They are not! Each country sets their own immigration procedures, and the Members of European Parliament that looked into the situation have not found evidence that the procedures for UK residents to settle in other EU countries have been as challenging.The permanent resident application system has lots of bugs in it. One commonly encountered issue is that someone who used to receive child benefits in the past, but doesn’t anymore, is technically unable to fill in the online application form. When they follow the steps in the online application, the thread of questioning brings them to a dead end where it is impossible to answer that they don’t currently receive any benefits.
It’s a weird, broken, application process and it needs to be fixed.
Eva ends: I will be visiting parliament on February 20 as part of a mass lobby for EU residents rights in the UK. We are mainly pushing for the government to make a firm statement about our status, i.e. to make it official that everyone who was already here can stay. This has been hinted at, but is not yet certain. (See “misconception 1” above). Everyone will try to speak to their MP about their own experience. Even if you can’t be there in person, anyone in the UK can contact their own MP to ask them to push for clarity and security for EU residents in the country. If I manage to get to talk to my MP, I want to focus in particular on the challenges that academics/researchers face with the current application system (see “misconception 2” above)

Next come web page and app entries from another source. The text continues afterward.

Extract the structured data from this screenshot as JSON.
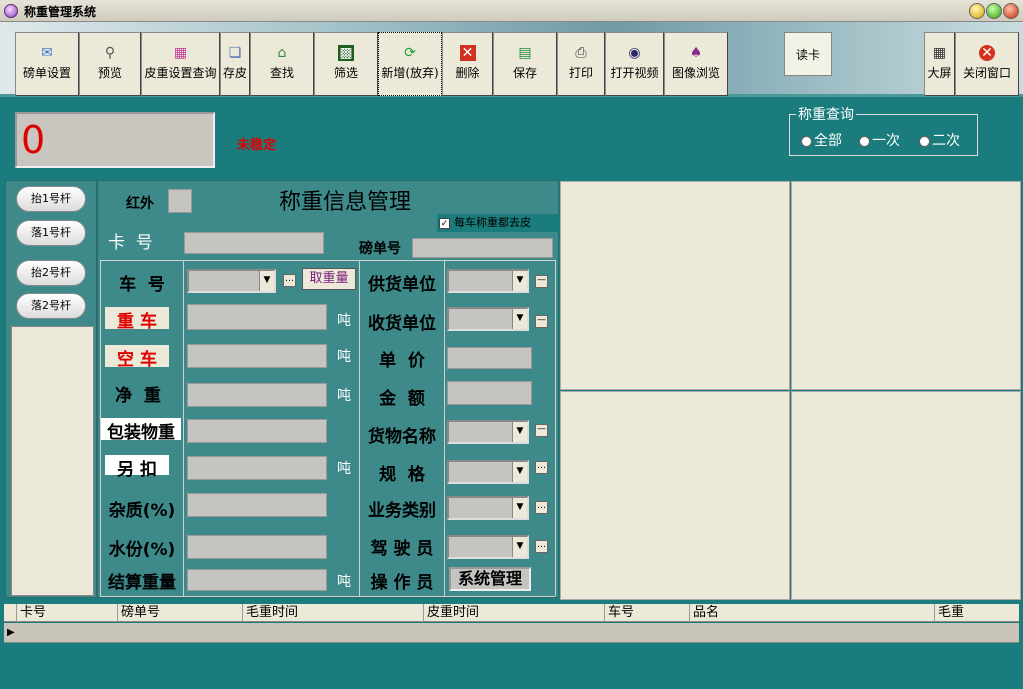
{
  "window": {
    "title": "称重管理系统"
  },
  "toolbar": {
    "buttons": [
      {
        "label": "磅单设置",
        "icon": "settings-chat-icon"
      },
      {
        "label": "预览",
        "icon": "magnifier-icon"
      },
      {
        "label": "皮重设置查询",
        "icon": "table-query-icon"
      },
      {
        "label": "存皮",
        "icon": "book-icon"
      },
      {
        "label": "查找",
        "icon": "house-search-icon"
      },
      {
        "label": "筛选",
        "icon": "filter-icon"
      },
      {
        "label": "新增(放弃)",
        "icon": "refresh-add-icon"
      },
      {
        "label": "删除",
        "icon": "delete-x-icon"
      },
      {
        "label": "保存",
        "icon": "save-disk-icon"
      },
      {
        "label": "打印",
        "icon": "printer-icon"
      },
      {
        "label": "打开视频",
        "icon": "video-camera-icon"
      },
      {
        "label": "图像浏览",
        "icon": "image-browse-icon"
      }
    ],
    "read_card": "读卡",
    "right_buttons": [
      {
        "label": "大屏",
        "icon": "grid-screen-icon"
      },
      {
        "label": "关闭窗口",
        "icon": "close-circle-icon"
      }
    ]
  },
  "status": {
    "weight": "0",
    "stability": "未稳定"
  },
  "query": {
    "legend": "称重查询",
    "options": [
      "全部",
      "一次",
      "二次"
    ]
  },
  "side": {
    "buttons": [
      "抬1号杆",
      "落1号杆",
      "抬2号杆",
      "落2号杆"
    ]
  },
  "info": {
    "infrared_label": "红外",
    "heading": "称重信息管理",
    "tare_checkbox": "每车称重都去皮",
    "card_no_label": "卡  号",
    "ticket_no_label": "磅单号",
    "left_fields": [
      {
        "label": "车  号",
        "unit": ""
      },
      {
        "label": "重 车",
        "unit": "吨"
      },
      {
        "label": "空 车",
        "unit": "吨"
      },
      {
        "label": "净  重",
        "unit": "吨"
      },
      {
        "label": "包装物重",
        "unit": ""
      },
      {
        "label": "另 扣",
        "unit": "吨"
      },
      {
        "label": "杂质(%)",
        "unit": ""
      },
      {
        "label": "水份(%)",
        "unit": ""
      },
      {
        "label": "结算重量",
        "unit": "吨"
      }
    ],
    "take_weight": "取重量",
    "right_fields": [
      {
        "label": "供货单位"
      },
      {
        "label": "收货单位"
      },
      {
        "label": "单  价"
      },
      {
        "label": "金  额"
      },
      {
        "label": "货物名称"
      },
      {
        "label": "规  格"
      },
      {
        "label": "业务类别"
      },
      {
        "label": "驾 驶 员"
      },
      {
        "label": "操 作 员"
      }
    ],
    "operator_value": "系统管理"
  },
  "table": {
    "columns": [
      "卡号",
      "磅单号",
      "毛重时间",
      "皮重时间",
      "车号",
      "品名",
      "毛重"
    ]
  },
  "colors": {
    "accent": "#1a7c7c",
    "alert": "#e00000"
  }
}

There is a petition asking for a reform of the permanent resident application, which addresses some of the same issues I described above.
Eva Amsen: Writer, science communicator, musician. I’m a biochemist by training, but now I work with scientists rather than as one.
From James Robertson: Newsletter No. 53
Why is the world controlled by people who behave with less benign and positive motives?
Why and by whom are large numbers of people compelled to migrate from their own countries to others, with many of them and their children being drowned on the way?
Why does what we call ‘wealth’ create such wide inequalities and injustice between people,
why does ’wealth’ creation require and result in the destruction of the resources of the planet on which all of us depend for our survival?
Why is so much ‘wealth’ spent on competing to create ‘arms’ with which nations or individuals can damage or destroy one another?
Why do so few of our political and business leaders seem to recognise that our species is facing the possibility of suicide before of the end of the present century?
What should we be doing to avoid that happening?
The whole newsletter – and others – can be read by visiting www.jamesrobertson.com/newsletter.htm.